n Journal for Language Teaching = Ijenali Yekufundzisa Lulwimi = Tydskrif vir Taalonderrig - Facing up to literacy : perceptions and performance in a test of academic literacy for postgraduate students
|Article Title||Facing up to literacy : perceptions and performance in a test of academic literacy for postgraduate students|
|© Publisher:||South African Association for Language Teaching (SAALT)|
|Journal||Journal for Language Teaching = Ijenali Yekufundzisa Lulwimi = Tydskrif vir Taalonderrig|
|Affiliations||1 University of the Free State|
|Publication Date||Dec 2012|
|Pages||123 - 139|
|Keyword(s)||Academic literacy, Face validity, Language testing, Postgraduate assessment and Test construct|
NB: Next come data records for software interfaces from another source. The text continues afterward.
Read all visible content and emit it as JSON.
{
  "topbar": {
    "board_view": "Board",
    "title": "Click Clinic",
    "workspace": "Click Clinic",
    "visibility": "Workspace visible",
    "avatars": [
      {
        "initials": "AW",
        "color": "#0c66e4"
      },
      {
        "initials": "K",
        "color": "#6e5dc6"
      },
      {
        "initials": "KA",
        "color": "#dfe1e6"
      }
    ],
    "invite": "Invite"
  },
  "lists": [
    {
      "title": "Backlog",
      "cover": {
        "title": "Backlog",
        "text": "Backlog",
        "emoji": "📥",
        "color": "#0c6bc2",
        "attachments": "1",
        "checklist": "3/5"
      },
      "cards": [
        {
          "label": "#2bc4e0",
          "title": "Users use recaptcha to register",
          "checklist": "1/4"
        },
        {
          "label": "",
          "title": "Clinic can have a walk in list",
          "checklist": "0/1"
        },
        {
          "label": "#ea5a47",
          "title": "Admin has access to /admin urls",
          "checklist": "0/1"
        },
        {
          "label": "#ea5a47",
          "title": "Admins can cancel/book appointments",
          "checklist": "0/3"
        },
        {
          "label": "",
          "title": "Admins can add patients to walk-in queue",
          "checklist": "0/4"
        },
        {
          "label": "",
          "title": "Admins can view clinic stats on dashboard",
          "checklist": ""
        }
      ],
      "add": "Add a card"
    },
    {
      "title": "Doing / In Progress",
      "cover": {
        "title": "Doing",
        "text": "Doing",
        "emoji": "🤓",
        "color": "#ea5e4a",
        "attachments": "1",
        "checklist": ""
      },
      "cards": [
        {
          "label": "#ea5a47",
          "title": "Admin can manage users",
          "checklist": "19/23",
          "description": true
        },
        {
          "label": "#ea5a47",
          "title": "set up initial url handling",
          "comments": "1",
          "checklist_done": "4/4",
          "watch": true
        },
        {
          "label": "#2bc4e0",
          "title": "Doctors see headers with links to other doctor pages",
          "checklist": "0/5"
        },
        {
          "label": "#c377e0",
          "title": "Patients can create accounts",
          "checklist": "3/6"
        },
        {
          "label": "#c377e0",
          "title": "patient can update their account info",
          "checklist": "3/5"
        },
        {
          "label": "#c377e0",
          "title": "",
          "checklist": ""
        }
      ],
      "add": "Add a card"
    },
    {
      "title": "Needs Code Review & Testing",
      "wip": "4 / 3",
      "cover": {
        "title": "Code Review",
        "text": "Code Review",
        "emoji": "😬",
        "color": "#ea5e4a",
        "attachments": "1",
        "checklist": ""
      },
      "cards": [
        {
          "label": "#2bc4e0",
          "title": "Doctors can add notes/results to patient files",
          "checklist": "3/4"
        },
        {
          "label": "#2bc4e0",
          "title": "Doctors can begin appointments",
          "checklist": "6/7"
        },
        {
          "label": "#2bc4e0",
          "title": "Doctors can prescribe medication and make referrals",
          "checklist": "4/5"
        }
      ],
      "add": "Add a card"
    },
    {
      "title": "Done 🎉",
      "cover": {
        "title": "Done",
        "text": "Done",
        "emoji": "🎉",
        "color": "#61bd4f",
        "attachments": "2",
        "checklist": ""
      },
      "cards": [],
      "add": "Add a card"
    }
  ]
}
Language proficiency and academic literacy tests such as the National Benchmark Test (NBT) and Test of Academic Literacy Levels (TALL) are already well established assessment instruments that are widely used at universities in South Africa to assess the literacy levels of first-entry students. A more recent initiative has been the institution of language testing at postgraduate level as a means of identifying students at risk of not completing their academic studies at that more advanced level. This article examines the face validity of the Test of Academic Literacy for Postgraduate Students (TALPS) amongst a cohort of postgraduate students at the University of the Free State and the perceptions of these students as to their own levels of academic literacy. A correlation is made with the students' actual performance in the TALPS as an initial step towards gaining a measure of understanding of the low levels of academic literacy of some postgraduate students. The results of the study show that, although most of the students consider the TALPS to be fair and accurate, there is a major discrepancy between the perceptions of their own academic literacy levels and their actual test performance. Possible reasons for the disparity are gleaned from the responses provided by the students in the survey questionnaire and an analysis of their test scores. It would seem that the academic literacy levels of students may not increase substantially during the undergraduate phase of study, a phenomenon that reflects back on language issues, course electives and undergraduate teaching and assessment practices.
Article metrics loading...